Psalm 90 Genesis 47:27-48:7 1 Corinthians 10:1-13 Mark 7:1-23
Time. It heals all wounds. It waits for no man. It stands still. And it flies.
Psalm 90 is attributed to Moses, and is a prayer for the people of Israel to learn the eternal nature of God, as well as the frailty of man. Time is a major theme in this Psalm, contrasting God’s endless, expansive existence with man’s blink-of-an-eye lifespan. Moses says to God, “A thousand years in your sight are like a day that has just gone by, or like a watch in the night.”
When we are young, a long, full life may seem like an eternity, but as we grow older the years begin to fly, and we start to understand the Psalm’s message – instructing us to live a purposeful life in harmony with God, making full use of our time on Earth.
Isaac Watts’ beautiful paraphrasing of Psalm 90 is the beloved Hymn 680, “O God, our help in ages past.” Having sung this hymn several times a year for the past three decades, I sometimes neglect to contemplate the deeper meaning of the text:
“A thousand ages in thy sight are like an evening gone; short as the watch that ends the night before the rising sun.
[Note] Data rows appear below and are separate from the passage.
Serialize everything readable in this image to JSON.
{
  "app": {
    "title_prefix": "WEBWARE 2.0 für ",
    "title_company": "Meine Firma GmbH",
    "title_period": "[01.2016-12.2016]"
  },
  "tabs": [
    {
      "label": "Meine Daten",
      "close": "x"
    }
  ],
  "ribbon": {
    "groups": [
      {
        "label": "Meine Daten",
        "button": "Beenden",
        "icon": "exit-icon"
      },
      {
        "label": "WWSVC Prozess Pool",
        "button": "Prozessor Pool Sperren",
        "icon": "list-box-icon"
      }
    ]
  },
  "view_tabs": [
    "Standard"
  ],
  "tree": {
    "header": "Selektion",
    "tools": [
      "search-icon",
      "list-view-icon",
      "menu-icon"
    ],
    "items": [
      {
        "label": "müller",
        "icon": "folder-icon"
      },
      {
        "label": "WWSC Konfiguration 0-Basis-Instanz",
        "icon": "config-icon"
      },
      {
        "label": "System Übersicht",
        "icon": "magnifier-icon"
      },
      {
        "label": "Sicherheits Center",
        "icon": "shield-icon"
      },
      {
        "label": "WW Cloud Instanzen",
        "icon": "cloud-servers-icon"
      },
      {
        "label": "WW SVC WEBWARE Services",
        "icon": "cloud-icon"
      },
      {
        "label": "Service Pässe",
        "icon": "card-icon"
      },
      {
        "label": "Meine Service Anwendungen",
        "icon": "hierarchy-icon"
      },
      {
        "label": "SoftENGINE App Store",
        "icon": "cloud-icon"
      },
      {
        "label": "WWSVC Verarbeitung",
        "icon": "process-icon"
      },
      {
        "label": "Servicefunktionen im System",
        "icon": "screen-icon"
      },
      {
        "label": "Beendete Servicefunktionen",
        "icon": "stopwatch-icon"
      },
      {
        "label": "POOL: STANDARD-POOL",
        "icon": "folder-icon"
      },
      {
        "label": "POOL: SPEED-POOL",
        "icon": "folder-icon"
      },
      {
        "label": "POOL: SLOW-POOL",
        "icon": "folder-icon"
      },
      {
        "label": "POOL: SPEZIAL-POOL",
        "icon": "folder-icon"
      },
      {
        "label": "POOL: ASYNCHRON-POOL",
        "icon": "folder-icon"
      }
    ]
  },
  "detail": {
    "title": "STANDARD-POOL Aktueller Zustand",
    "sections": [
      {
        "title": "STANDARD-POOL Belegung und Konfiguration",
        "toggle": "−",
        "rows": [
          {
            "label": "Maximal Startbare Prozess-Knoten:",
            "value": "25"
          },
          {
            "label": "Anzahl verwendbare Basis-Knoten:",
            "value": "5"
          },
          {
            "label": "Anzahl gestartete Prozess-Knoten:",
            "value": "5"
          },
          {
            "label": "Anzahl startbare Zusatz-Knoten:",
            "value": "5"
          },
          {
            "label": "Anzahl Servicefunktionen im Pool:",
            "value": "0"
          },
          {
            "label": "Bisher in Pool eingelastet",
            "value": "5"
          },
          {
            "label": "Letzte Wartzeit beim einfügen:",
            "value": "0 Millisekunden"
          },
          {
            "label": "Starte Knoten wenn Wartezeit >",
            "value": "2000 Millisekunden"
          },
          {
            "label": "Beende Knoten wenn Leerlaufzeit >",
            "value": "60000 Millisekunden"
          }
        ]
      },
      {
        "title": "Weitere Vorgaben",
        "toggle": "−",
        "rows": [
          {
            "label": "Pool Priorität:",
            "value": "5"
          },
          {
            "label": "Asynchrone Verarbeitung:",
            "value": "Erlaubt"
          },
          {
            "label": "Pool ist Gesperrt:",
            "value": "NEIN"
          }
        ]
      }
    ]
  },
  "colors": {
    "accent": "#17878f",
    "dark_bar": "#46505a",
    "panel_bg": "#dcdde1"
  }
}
Time, like an ever-rolling stream, bears all our years away; they fly, forgotten as a dream dies at the opening day.”
Psalm 90 ends with hope for us all: “May the favor of the Lord our God rest on us; establish the work of our hands for us – yes, establish the work of our hands.” Though our days may be few in comparison to God’s, our works can be brought into alignment with Him, giving us a glimpse of eternity.